In order to entertain claimant's alternative request that he be given permission to file a late claim (Macon Aff., ¶ 8), the Court must consider, among other relevant factors, the six factors set forth in subdivision 6 of section 10 of the Court of Claims Act: 1) whether the delay in filing the claim was excusable; 2) whether defendant had notice of the essential facts constituting the claim; 3) whether defendant had an opportunity to investigate the circumstances underlying the claim; 4) whether the claim appears to be meritorious; 5) whether the failure to file or serve a timely claim or serve a timely notice of intention resulted in substantial prejudice to defendant; and 6) whether the claimant has another available remedy. Claimant has provided no information for the Court's use to evaluate his request in terms of these six factors; therefore, his request for permission to file a late claim is denied without prejudice.

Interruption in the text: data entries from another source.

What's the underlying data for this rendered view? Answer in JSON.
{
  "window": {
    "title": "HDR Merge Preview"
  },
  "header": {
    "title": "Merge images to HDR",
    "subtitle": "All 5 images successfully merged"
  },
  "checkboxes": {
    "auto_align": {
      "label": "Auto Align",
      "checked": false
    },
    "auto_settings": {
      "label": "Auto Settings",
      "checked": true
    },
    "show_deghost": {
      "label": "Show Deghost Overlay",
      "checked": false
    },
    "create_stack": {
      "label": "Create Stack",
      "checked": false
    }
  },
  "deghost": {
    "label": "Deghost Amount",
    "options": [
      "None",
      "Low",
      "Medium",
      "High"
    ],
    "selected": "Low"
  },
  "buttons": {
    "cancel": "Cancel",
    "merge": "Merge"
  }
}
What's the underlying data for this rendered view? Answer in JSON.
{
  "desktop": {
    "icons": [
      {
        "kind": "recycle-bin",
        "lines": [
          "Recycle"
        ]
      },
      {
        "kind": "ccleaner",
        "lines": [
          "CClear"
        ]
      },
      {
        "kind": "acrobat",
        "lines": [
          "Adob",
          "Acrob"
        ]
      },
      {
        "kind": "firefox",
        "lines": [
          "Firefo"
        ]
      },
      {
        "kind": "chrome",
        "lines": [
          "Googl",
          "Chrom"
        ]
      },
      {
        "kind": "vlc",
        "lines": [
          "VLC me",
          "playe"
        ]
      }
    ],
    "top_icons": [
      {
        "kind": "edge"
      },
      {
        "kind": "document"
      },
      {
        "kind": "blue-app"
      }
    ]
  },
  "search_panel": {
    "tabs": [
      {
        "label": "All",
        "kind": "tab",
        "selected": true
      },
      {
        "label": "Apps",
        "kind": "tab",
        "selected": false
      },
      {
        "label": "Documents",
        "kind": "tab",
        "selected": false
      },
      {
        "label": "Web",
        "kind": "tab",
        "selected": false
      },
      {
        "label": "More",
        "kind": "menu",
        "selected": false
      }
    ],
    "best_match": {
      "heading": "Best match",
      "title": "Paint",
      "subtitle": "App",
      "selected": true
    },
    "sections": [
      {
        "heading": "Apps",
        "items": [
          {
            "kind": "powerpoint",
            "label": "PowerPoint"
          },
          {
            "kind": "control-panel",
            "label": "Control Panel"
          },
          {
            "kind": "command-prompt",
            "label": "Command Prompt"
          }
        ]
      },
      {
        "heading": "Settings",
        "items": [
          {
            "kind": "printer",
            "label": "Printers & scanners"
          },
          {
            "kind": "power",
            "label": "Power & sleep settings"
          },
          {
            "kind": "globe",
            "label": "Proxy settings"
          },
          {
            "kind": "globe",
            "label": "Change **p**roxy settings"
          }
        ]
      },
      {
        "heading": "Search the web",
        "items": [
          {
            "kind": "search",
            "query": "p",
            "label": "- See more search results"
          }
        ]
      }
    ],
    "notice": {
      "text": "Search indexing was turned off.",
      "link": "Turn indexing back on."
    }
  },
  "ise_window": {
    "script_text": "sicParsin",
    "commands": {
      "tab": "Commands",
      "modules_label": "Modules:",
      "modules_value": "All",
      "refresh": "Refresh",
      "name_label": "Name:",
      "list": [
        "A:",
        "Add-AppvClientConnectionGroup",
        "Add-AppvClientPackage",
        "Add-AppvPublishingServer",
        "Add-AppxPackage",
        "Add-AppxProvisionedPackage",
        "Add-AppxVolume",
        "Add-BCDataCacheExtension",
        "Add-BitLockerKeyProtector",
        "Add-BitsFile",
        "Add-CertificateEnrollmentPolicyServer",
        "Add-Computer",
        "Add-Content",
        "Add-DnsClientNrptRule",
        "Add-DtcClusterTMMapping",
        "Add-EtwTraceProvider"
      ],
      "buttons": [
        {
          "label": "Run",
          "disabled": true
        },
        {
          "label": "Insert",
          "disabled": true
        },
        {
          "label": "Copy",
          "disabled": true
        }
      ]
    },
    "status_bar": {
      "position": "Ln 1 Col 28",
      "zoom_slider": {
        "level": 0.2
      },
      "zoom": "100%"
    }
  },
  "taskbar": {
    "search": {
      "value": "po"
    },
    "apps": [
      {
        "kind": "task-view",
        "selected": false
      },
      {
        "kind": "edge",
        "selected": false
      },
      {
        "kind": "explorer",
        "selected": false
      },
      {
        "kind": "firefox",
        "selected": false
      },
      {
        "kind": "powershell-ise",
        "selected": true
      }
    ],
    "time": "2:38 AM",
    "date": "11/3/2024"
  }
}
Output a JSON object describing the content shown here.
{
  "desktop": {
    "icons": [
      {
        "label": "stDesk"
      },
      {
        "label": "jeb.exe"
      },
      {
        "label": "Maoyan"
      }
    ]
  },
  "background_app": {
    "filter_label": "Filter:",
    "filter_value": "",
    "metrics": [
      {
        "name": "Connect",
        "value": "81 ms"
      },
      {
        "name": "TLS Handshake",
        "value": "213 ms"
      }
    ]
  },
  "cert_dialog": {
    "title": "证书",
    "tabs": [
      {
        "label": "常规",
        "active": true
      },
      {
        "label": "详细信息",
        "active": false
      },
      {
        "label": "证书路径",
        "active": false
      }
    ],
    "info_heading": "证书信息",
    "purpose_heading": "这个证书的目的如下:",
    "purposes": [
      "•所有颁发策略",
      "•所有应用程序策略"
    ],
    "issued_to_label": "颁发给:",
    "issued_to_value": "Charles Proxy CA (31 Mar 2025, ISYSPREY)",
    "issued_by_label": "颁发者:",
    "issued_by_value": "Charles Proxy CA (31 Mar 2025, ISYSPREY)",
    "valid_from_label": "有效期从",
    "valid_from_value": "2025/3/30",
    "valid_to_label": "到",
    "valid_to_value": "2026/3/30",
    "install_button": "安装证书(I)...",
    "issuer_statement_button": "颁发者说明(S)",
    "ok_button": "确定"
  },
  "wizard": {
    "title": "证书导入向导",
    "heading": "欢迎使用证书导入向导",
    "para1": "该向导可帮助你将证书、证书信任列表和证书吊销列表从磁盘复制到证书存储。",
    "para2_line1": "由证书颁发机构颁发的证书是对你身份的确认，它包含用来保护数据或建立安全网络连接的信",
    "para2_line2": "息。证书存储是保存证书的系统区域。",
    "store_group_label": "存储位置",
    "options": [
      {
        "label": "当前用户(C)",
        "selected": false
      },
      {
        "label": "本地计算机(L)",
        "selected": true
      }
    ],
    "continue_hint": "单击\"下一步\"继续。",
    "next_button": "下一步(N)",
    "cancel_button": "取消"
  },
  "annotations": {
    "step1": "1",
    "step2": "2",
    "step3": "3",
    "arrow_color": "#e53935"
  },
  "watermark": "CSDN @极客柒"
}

July 16, 2001
Albany, New York

HON. SUSAN PHILLIPS READ
Judge of the Court of Claims




[1]Claimant includes as an Exhibit to his claim a copy of his parole conditions dated March 20, 2000, which do not specify that he must abstain from alcohol; however, the copy of the Board of Parole Preliminary Violation Hearing references a violation of a special condition of release dated December 6, 2000, which claimant has not included in the opposition papers (Macon Aff., Exh. A).